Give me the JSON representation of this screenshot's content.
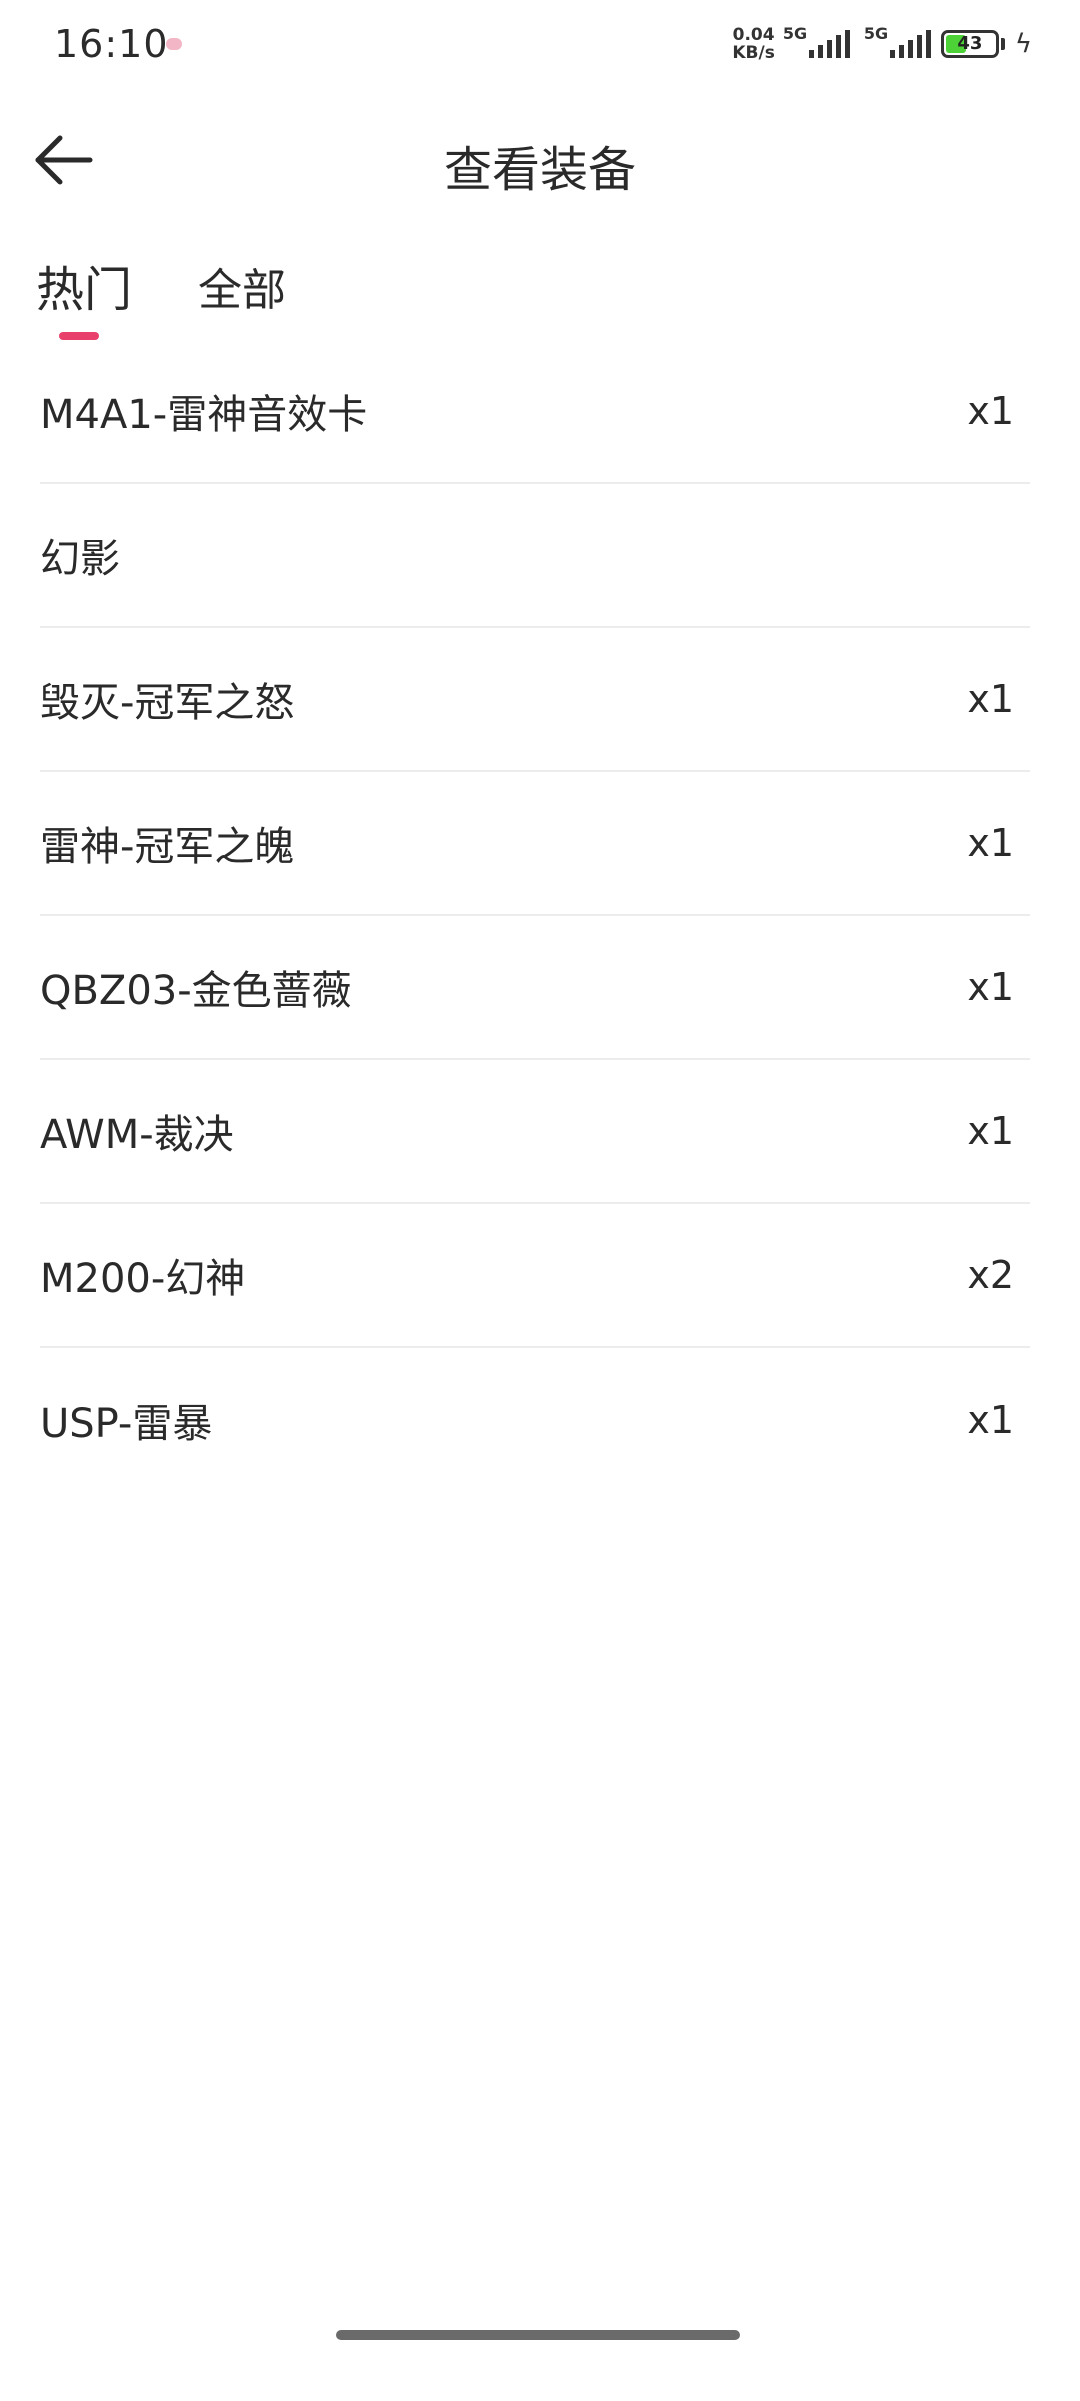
{
  "status_bar": {
    "time": "16:10",
    "net_speed_value": "0.04",
    "net_speed_unit": "KB/s",
    "signal1_gen": "5G",
    "signal2_gen": "5G",
    "battery": "43",
    "battery_level": 0.43,
    "battery_color": "#4cd137"
  },
  "header": {
    "back_icon": "arrow-left-icon",
    "title": "查看装备"
  },
  "tabs": [
    {
      "label": "热门",
      "active": true
    },
    {
      "label": "全部",
      "active": false
    }
  ],
  "accent_color": "#e8406b",
  "items": [
    {
      "name": "M4A1-雷神音效卡",
      "qty": "x1"
    },
    {
      "name": "幻影",
      "qty": ""
    },
    {
      "name": "毁灭-冠军之怒",
      "qty": "x1"
    },
    {
      "name": "雷神-冠军之魄",
      "qty": "x1"
    },
    {
      "name": "QBZ03-金色蔷薇",
      "qty": "x1"
    },
    {
      "name": "AWM-裁决",
      "qty": "x1"
    },
    {
      "name": "M200-幻神",
      "qty": "x2"
    },
    {
      "name": "USP-雷暴",
      "qty": "x1"
    }
  ]
}
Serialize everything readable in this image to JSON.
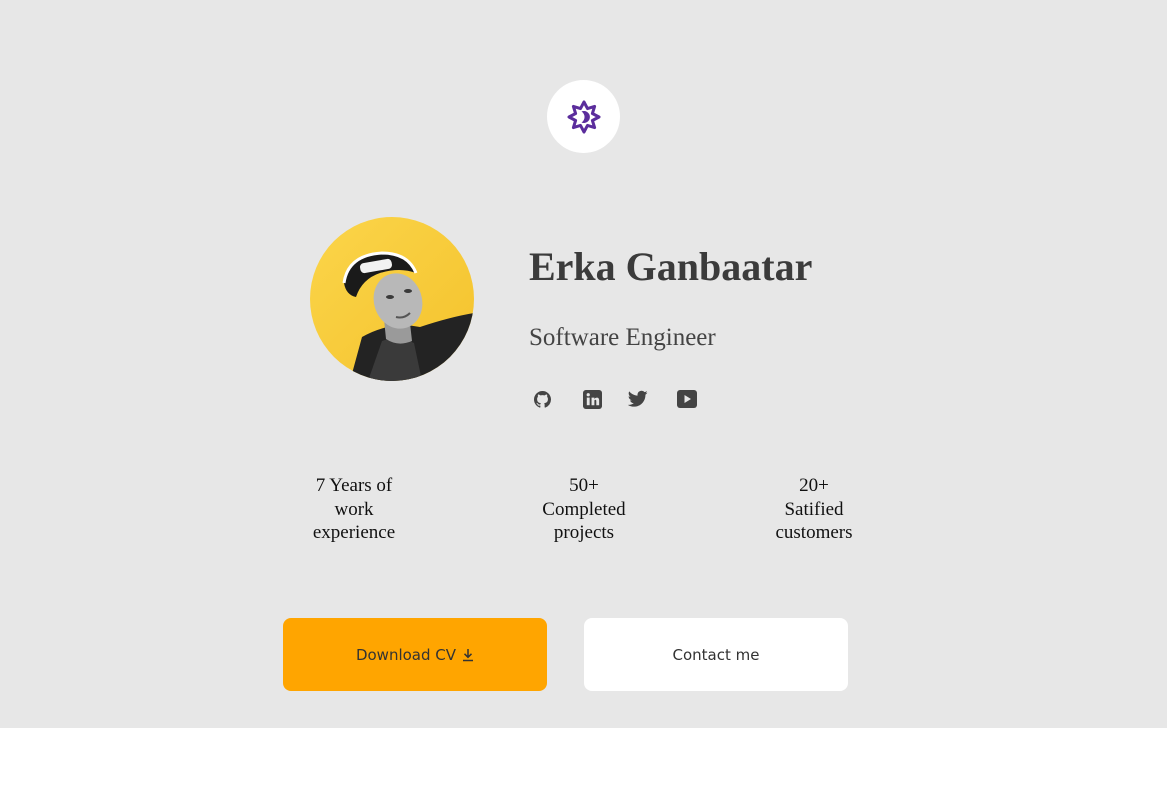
{
  "profile": {
    "name": "Erka Ganbaatar",
    "title": "Software Engineer"
  },
  "theme_toggle_icon": "dark-mode-icon",
  "social_icons": [
    "github-icon",
    "linkedin-icon",
    "twitter-icon",
    "youtube-icon"
  ],
  "stats": [
    {
      "lines": [
        "7 Years of",
        "work",
        "experience"
      ]
    },
    {
      "lines": [
        "50+",
        "Completed",
        "projects"
      ]
    },
    {
      "lines": [
        "20+",
        "Satified",
        "customers"
      ]
    }
  ],
  "buttons": {
    "download_label": "Download CV",
    "download_icon": "download-icon",
    "contact_label": "Contact me"
  },
  "colors": {
    "hero_background": "#e7e7e7",
    "accent": "#ffa500",
    "toggle_icon": "#5b2d9c",
    "avatar_background": "#f9cc3c"
  }
}
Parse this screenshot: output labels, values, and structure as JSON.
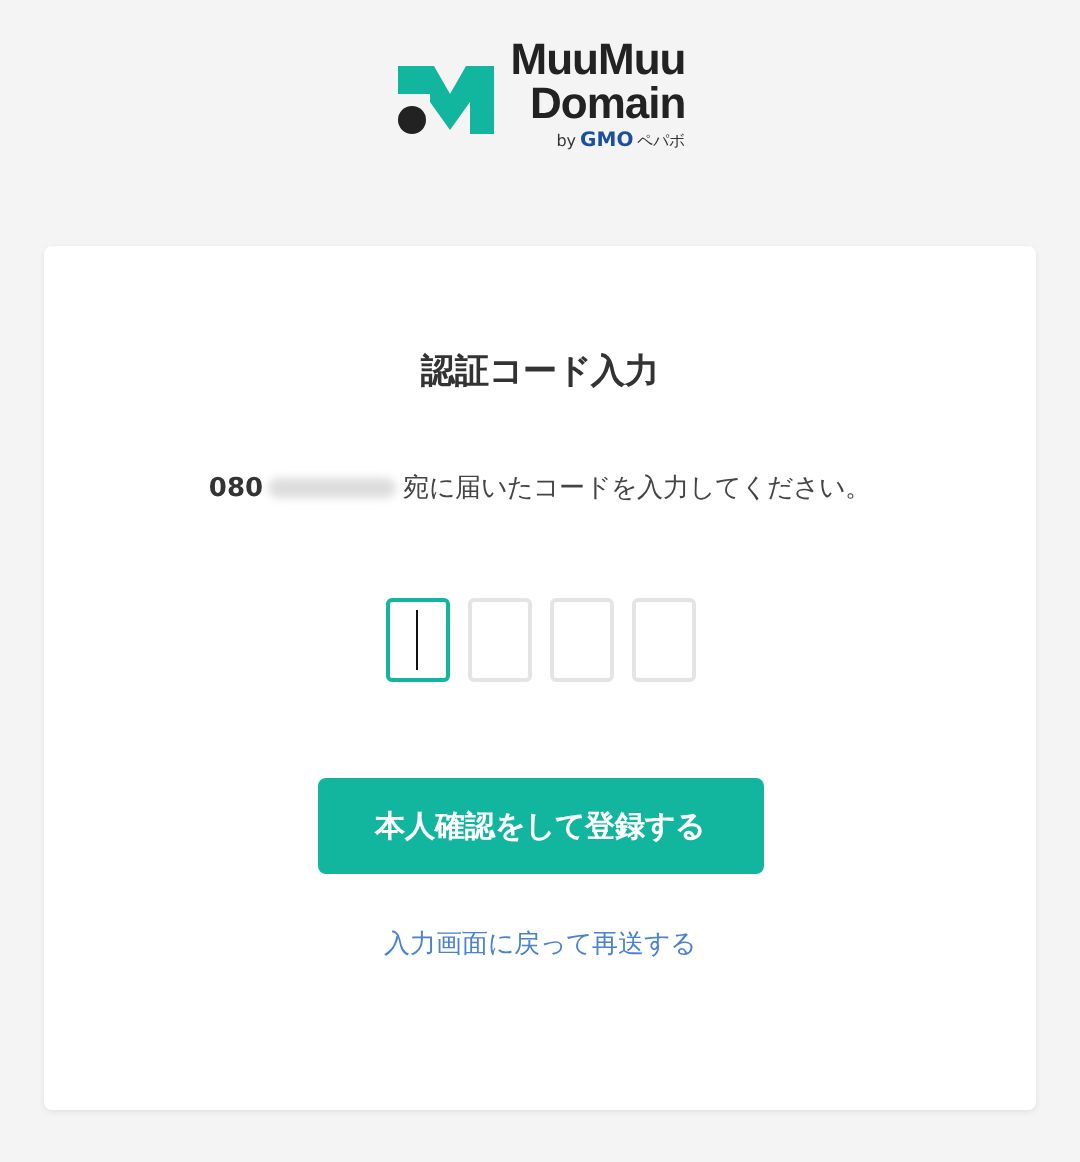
{
  "logo": {
    "lines": [
      "MuuMuu",
      "Domain"
    ],
    "by": "by",
    "maker": "GMO",
    "maker_suffix": "ペパボ"
  },
  "card": {
    "title": "認証コード入力",
    "message": {
      "number_prefix": "080",
      "text": "宛に届いたコードを入力してください。"
    },
    "code_boxes": [
      {
        "focused": true
      },
      {
        "focused": false
      },
      {
        "focused": false
      },
      {
        "focused": false
      }
    ],
    "submit": "本人確認をして登録する",
    "link": "入力画面に戻って再送する"
  }
}
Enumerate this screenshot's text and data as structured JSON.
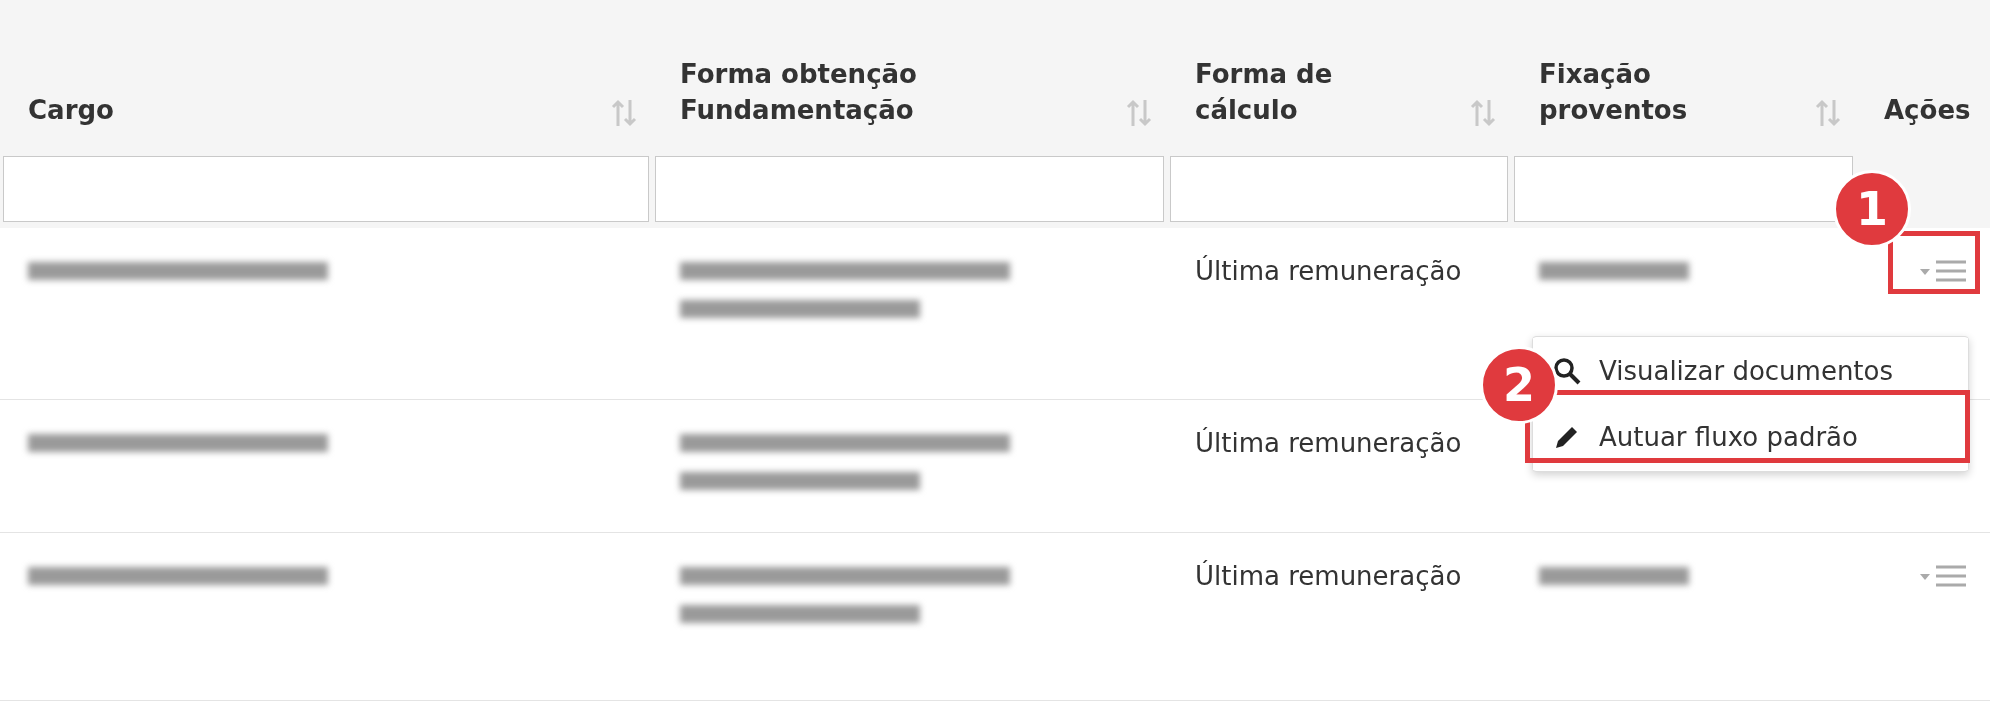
{
  "table": {
    "columns": [
      {
        "label": "Cargo",
        "sortable": true
      },
      {
        "label": "Forma obtenção\nFundamentação",
        "sortable": true
      },
      {
        "label": "Forma de\ncálculo",
        "sortable": true
      },
      {
        "label": "Fixação\nproventos",
        "sortable": true
      },
      {
        "label": "Ações",
        "sortable": false
      }
    ],
    "rows": [
      {
        "forma_calculo": "Última remuneração",
        "menu_open": true
      },
      {
        "forma_calculo": "Última remuneração",
        "menu_open": false
      },
      {
        "forma_calculo": "Última remuneração",
        "menu_open": false
      }
    ]
  },
  "actions_menu": {
    "items": [
      {
        "kind": "view",
        "label": "Visualizar documentos"
      },
      {
        "kind": "edit",
        "label": "Autuar fluxo padrão"
      }
    ]
  },
  "annotations": [
    {
      "label": "1"
    },
    {
      "label": "2"
    }
  ]
}
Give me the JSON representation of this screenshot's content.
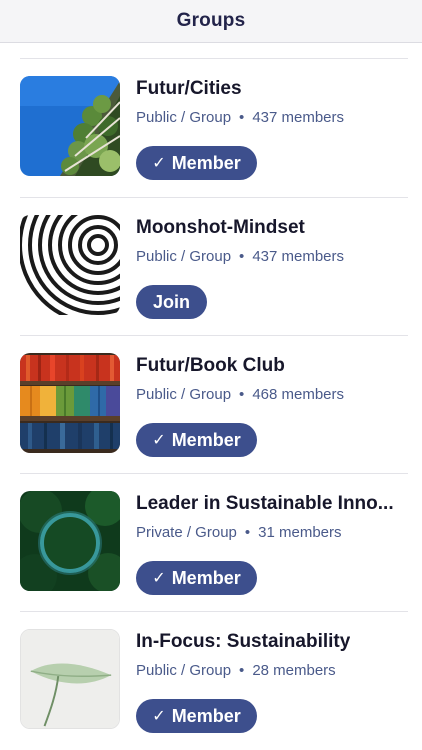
{
  "header": {
    "title": "Groups"
  },
  "colors": {
    "accent": "#3d4f8d",
    "meta_text": "#4a5a8a"
  },
  "groups": [
    {
      "name": "Futur/Cities",
      "visibility": "Public / Group",
      "members": "437 members",
      "button": {
        "label": "Member",
        "state": "member",
        "icon": "checkmark-icon"
      },
      "image": "vertical-forest-building"
    },
    {
      "name": "Moonshot-Mindset",
      "visibility": "Public / Group",
      "members": "437 members",
      "button": {
        "label": "Join",
        "state": "join"
      },
      "image": "spiral-pattern"
    },
    {
      "name": "Futur/Book Club",
      "visibility": "Public / Group",
      "members": "468 members",
      "button": {
        "label": "Member",
        "state": "member",
        "icon": "checkmark-icon"
      },
      "image": "bookshelf"
    },
    {
      "name": "Leader in Sustainable Inno...",
      "visibility": "Private / Group",
      "members": "31 members",
      "button": {
        "label": "Member",
        "state": "member",
        "icon": "checkmark-icon"
      },
      "image": "forest-ring"
    },
    {
      "name": "In-Focus: Sustainability",
      "visibility": "Public / Group",
      "members": "28 members",
      "button": {
        "label": "Member",
        "state": "member",
        "icon": "checkmark-icon"
      },
      "image": "leaf"
    }
  ]
}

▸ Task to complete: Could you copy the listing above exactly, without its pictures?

▸ Result:
Give me the JSON representation of this screenshot's content.
{
  "status_bar": {
    "time": "16:10",
    "net_speed_value": "0.04",
    "net_speed_unit": "KB/s",
    "signal1_gen": "5G",
    "signal2_gen": "5G",
    "battery": "43",
    "battery_level": 0.43,
    "battery_color": "#4cd137"
  },
  "header": {
    "back_icon": "arrow-left-icon",
    "title": "查看装备"
  },
  "tabs": [
    {
      "label": "热门",
      "active": true
    },
    {
      "label": "全部",
      "active": false
    }
  ],
  "accent_color": "#e8406b",
  "items": [
    {
      "name": "M4A1-雷神音效卡",
      "qty": "x1"
    },
    {
      "name": "幻影",
      "qty": ""
    },
    {
      "name": "毁灭-冠军之怒",
      "qty": "x1"
    },
    {
      "name": "雷神-冠军之魄",
      "qty": "x1"
    },
    {
      "name": "QBZ03-金色蔷薇",
      "qty": "x1"
    },
    {
      "name": "AWM-裁决",
      "qty": "x1"
    },
    {
      "name": "M200-幻神",
      "qty": "x2"
    },
    {
      "name": "USP-雷暴",
      "qty": "x1"
    }
  ]
}
Serialize everything readable in this image to JSON.
{
  "profile": {
    "name": "Erka Ganbaatar",
    "title": "Software Engineer"
  },
  "theme_toggle_icon": "dark-mode-icon",
  "social_icons": [
    "github-icon",
    "linkedin-icon",
    "twitter-icon",
    "youtube-icon"
  ],
  "stats": [
    {
      "lines": [
        "7 Years of",
        "work",
        "experience"
      ]
    },
    {
      "lines": [
        "50+",
        "Completed",
        "projects"
      ]
    },
    {
      "lines": [
        "20+",
        "Satified",
        "customers"
      ]
    }
  ],
  "buttons": {
    "download_label": "Download CV",
    "download_icon": "download-icon",
    "contact_label": "Contact me"
  },
  "colors": {
    "hero_background": "#e7e7e7",
    "accent": "#ffa500",
    "toggle_icon": "#5b2d9c",
    "avatar_background": "#f9cc3c"
  }
}
Parse this screenshot: output labels, values, and structure as JSON.
{
  "logo": {
    "lines": [
      "MuuMuu",
      "Domain"
    ],
    "by": "by",
    "maker": "GMO",
    "maker_suffix": "ペパボ"
  },
  "card": {
    "title": "認証コード入力",
    "message": {
      "number_prefix": "080",
      "text": "宛に届いたコードを入力してください。"
    },
    "code_boxes": [
      {
        "focused": true
      },
      {
        "focused": false
      },
      {
        "focused": false
      },
      {
        "focused": false
      }
    ],
    "submit": "本人確認をして登録する",
    "link": "入力画面に戻って再送する"
  }
}
Enumerate this screenshot's text and data as structured JSON.
{
  "table": {
    "columns": [
      {
        "label": "Cargo",
        "sortable": true
      },
      {
        "label": "Forma obtenção\nFundamentação",
        "sortable": true
      },
      {
        "label": "Forma de\ncálculo",
        "sortable": true
      },
      {
        "label": "Fixação\nproventos",
        "sortable": true
      },
      {
        "label": "Ações",
        "sortable": false
      }
    ],
    "rows": [
      {
        "forma_calculo": "Última remuneração",
        "menu_open": true
      },
      {
        "forma_calculo": "Última remuneração",
        "menu_open": false
      },
      {
        "forma_calculo": "Última remuneração",
        "menu_open": false
      }
    ]
  },
  "actions_menu": {
    "items": [
      {
        "kind": "view",
        "label": "Visualizar documentos"
      },
      {
        "kind": "edit",
        "label": "Autuar fluxo padrão"
      }
    ]
  },
  "annotations": [
    {
      "label": "1"
    },
    {
      "label": "2"
    }
  ]
}
Give me the JSON representation of this screenshot's content.
{
  "header": {
    "title": "Groups"
  },
  "colors": {
    "accent": "#3d4f8d",
    "meta_text": "#4a5a8a"
  },
  "groups": [
    {
      "name": "Futur/Cities",
      "visibility": "Public / Group",
      "members": "437 members",
      "button": {
        "label": "Member",
        "state": "member",
        "icon": "checkmark-icon"
      },
      "image": "vertical-forest-building"
    },
    {
      "name": "Moonshot-Mindset",
      "visibility": "Public / Group",
      "members": "437 members",
      "button": {
        "label": "Join",
        "state": "join"
      },
      "image": "spiral-pattern"
    },
    {
      "name": "Futur/Book Club",
      "visibility": "Public / Group",
      "members": "468 members",
      "button": {
        "label": "Member",
        "state": "member",
        "icon": "checkmark-icon"
      },
      "image": "bookshelf"
    },
    {
      "name": "Leader in Sustainable Inno...",
      "visibility": "Private / Group",
      "members": "31 members",
      "button": {
        "label": "Member",
        "state": "member",
        "icon": "checkmark-icon"
      },
      "image": "forest-ring"
    },
    {
      "name": "In-Focus: Sustainability",
      "visibility": "Public / Group",
      "members": "28 members",
      "button": {
        "label": "Member",
        "state": "member",
        "icon": "checkmark-icon"
      },
      "image": "leaf"
    }
  ]
}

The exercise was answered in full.